PROBLEM STATEMENT
Which lines in the listing below contain "Provides"? Copy each of them.

INPUT DATA
• • • •
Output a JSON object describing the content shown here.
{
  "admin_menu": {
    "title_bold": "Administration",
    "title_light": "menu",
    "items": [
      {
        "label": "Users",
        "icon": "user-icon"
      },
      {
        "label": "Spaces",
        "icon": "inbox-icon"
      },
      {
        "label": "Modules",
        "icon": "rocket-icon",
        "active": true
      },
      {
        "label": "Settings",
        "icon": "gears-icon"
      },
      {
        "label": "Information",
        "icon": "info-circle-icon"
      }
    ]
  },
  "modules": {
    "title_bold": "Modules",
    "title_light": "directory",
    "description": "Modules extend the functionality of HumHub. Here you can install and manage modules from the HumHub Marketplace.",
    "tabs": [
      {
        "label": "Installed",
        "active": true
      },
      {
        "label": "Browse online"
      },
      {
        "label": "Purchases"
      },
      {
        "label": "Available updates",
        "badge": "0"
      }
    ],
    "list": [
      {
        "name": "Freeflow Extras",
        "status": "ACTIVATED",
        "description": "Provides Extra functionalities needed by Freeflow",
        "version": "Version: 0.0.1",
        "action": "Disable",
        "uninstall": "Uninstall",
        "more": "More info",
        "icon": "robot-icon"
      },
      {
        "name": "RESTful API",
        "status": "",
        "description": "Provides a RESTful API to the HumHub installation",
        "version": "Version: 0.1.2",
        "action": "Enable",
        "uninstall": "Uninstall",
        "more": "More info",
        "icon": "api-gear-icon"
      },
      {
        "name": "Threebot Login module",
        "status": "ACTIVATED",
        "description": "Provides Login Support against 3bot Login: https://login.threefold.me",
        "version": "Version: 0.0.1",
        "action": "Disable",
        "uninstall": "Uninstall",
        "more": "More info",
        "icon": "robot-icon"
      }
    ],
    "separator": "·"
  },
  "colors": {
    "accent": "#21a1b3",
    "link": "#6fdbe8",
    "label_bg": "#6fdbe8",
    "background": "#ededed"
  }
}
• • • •
ANSWER FOR THE TASK
        "description": "Provides Extra functionalities needed by Freeflow",
        "description": "Provides a RESTful API to the HumHub installation",
        "description": "Provides Login Support against 3bot Login: https://login.threefold.me",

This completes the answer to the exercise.